The guys say they had a few encounters with law enforcement along the way but were never pulled over. And they stopped only four times during the entire 2,825-mile trip. That is not allowed by Romans' rules.

ROMANS: No, no, no.

BRIGGS: No stops for you.

ROMANS: We go, we go -- pit crew.

All right, fans are getting their first look at the new James Bond film, "No Time to Die." The first trailer for the 25th installment in the Bond franchise has just dropped.




ROMANS: All right, this is Daniel Craig's fifth and final outing as 007. I think he's actually changed this role, quite frankly.

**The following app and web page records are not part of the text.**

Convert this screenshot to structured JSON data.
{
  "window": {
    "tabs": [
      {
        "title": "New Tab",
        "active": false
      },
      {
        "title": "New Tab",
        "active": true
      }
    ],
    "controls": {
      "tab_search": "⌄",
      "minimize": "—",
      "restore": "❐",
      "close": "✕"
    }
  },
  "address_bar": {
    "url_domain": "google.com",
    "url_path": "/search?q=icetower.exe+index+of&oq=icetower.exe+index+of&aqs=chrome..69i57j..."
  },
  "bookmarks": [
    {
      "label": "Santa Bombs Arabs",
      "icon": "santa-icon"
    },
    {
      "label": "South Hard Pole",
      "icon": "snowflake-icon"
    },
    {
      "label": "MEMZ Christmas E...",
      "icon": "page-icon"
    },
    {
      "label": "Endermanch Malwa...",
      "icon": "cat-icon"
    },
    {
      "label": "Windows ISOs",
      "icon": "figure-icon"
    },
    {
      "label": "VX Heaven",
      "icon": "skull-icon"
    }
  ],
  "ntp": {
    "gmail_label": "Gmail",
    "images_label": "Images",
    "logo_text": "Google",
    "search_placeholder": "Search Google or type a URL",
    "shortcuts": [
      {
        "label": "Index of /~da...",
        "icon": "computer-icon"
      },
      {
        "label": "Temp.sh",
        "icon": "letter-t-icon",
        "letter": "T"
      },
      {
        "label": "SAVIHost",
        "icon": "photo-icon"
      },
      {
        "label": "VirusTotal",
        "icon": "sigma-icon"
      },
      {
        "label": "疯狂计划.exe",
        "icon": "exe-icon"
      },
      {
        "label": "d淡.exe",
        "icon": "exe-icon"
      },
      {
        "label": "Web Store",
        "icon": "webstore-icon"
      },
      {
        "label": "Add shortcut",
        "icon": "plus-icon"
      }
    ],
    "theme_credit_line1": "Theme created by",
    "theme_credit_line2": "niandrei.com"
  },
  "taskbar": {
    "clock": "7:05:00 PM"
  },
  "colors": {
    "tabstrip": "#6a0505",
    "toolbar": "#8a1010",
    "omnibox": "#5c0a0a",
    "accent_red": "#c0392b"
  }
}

BRIGGS: Absolutely.

ROMANS: I really think he's done a great job.

"No Time to Die" hits theaters in April 2020.

BRIGGS: It never gets old.

That hot mic moment at NATO is a golden opportunity for the late-night shows. Here are your "Late-Night Laughs."


TRUDEAU: He was late because he takes a 40-minute press conference off the top. You just watched his team's jaws drop to the floor.

STEPHEN COLBERT, CBS HOST, "THE LATE SHOW WITH STEPHEN COLBERT": Hey, Justin, be nice. Stephen Miller's jaw only does that when it's feeding time and they bring him the baby deer. He unhinges.

JAMES CORDEN, CBS HOST, "THE LATE LATE SHOW WITH JAMES CORDEN": And this is what they're saying in public. Like, I would love to see what goes down in that group text chain.

Here's how you know when you're really disliked -- when you get a Canadian to talk smack about you.

JIMMY KIMMEL, ABC HOST, "JIMMY KIMMEL LIVE!": Trudeau is one thing, but Boris Johnson -- that's the one that's got to hurt the most. I mean, we already knew Trudeau and Macron don't like him, but Boris -- sweet, disheveled, crazy-hair Boris? Even he's -- like, he's supposed to be the Donald Trump of England and he's laughing. You know you're a mess when even this guy's making fun of you.


ROMANS: The mics are always hot, gentlemen. The mics are always hot.

BRIGGS: Someone's always listening.

ROMANS: Thanks for joining us. I'm Christine Romans.

BRIGGS: I'm Dave Briggs. Here's "NEW DAY."

ANNOUNCER: This is CNN breaking news.

ALISYN CAMEROTA, CNN ANCHOR: We want to welcome our viewers in the United States and around the world. This is NEW DAY. It is Thursday, December fifth, 6:00 here in New York.

And we do have some breaking news just in. CNN has just learned that House Speaker Nancy Pelosi will deliver a statement at 9:00 a.m. Eastern on the status of the impeachment investigation. Now, this comes ahead of her exclusive town hall with CNN tonight.

Sources say that the speaker has been quietly taking the pulse of Democrats behind the scenes about the timeframe and the scope of the potential articles of impeachment. Is that what she will announce at 9:00 a.m.?

The White House has until tomorrow to decide whether to participate in the House investigation.

If everything stays on schedule, a full House vote on impeachment could come the week before Christmas.

JOHN BERMAN, CNN ANCHOR: Yes, this 9:00 a.m. statement from Pelosi is a big deal.